* [Exercise details] Keep only the lines of the data below that contain "pointer", and copy them.

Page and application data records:
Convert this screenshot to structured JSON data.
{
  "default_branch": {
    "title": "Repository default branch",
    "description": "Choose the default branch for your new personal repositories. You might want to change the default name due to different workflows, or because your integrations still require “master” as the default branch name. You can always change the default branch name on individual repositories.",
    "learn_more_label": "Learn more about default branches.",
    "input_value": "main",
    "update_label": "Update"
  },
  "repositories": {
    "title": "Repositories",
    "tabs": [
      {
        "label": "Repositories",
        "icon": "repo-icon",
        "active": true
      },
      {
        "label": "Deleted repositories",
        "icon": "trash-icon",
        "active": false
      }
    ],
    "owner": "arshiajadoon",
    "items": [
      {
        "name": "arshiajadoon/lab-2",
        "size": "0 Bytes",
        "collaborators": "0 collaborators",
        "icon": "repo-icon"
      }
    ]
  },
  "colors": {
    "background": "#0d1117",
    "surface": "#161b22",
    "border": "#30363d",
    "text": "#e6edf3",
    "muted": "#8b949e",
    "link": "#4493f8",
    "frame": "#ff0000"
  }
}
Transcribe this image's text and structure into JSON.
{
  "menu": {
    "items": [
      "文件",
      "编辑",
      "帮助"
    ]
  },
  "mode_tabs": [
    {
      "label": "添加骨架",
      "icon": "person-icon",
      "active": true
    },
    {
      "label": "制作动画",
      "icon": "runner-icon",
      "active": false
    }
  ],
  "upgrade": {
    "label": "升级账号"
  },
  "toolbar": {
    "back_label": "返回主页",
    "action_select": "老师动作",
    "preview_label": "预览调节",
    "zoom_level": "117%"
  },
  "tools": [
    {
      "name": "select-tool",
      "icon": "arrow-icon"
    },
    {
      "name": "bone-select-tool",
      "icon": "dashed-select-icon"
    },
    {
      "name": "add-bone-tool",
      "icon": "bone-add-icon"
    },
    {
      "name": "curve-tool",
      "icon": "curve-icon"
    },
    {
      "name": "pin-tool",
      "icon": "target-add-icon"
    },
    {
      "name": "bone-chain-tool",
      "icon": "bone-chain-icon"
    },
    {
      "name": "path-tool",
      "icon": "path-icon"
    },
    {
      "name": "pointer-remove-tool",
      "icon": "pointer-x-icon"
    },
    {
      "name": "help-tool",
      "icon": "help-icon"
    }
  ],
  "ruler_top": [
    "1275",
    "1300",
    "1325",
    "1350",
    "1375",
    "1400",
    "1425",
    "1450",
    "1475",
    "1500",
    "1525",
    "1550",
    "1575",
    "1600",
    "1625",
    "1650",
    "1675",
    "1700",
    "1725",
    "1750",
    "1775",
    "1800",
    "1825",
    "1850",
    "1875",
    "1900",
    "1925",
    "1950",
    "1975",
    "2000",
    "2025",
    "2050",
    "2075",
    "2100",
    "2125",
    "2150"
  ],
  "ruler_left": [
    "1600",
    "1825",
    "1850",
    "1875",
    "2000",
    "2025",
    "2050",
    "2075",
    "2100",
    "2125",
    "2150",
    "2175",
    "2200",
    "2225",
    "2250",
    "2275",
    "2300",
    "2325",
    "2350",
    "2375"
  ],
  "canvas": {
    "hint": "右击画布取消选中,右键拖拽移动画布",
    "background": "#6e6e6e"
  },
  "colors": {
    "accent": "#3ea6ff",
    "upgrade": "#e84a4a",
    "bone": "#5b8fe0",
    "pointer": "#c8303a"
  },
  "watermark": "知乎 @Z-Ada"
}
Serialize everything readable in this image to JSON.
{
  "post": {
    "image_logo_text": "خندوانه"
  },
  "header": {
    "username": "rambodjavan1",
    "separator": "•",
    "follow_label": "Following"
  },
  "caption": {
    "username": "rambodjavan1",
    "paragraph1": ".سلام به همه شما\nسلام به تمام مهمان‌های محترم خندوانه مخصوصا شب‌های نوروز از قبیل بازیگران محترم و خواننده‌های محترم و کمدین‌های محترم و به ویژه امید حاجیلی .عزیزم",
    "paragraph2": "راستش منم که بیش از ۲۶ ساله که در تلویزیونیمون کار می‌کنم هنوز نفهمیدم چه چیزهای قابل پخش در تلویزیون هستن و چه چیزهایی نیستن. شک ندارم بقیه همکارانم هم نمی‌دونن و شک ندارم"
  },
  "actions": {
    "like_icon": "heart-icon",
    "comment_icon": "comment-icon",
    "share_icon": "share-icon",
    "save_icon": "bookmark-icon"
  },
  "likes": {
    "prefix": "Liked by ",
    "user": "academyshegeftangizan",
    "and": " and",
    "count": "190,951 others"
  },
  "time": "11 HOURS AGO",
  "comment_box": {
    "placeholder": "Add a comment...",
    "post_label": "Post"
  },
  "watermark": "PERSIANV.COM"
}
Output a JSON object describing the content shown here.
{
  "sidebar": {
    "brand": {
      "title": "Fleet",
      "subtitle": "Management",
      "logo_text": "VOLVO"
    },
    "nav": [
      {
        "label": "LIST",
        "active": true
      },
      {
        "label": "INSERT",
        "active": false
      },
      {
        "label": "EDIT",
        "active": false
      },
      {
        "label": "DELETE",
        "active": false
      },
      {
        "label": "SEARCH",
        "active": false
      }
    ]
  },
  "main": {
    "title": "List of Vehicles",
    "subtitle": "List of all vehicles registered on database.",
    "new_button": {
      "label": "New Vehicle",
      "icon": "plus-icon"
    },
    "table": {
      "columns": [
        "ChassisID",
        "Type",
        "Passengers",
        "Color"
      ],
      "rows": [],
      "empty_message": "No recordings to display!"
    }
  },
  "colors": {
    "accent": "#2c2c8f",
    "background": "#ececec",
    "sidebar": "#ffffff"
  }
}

* [Exercise result]
      "name": "pointer-remove-tool",
      "icon": "pointer-x-icon"
    "pointer": "#c8303a"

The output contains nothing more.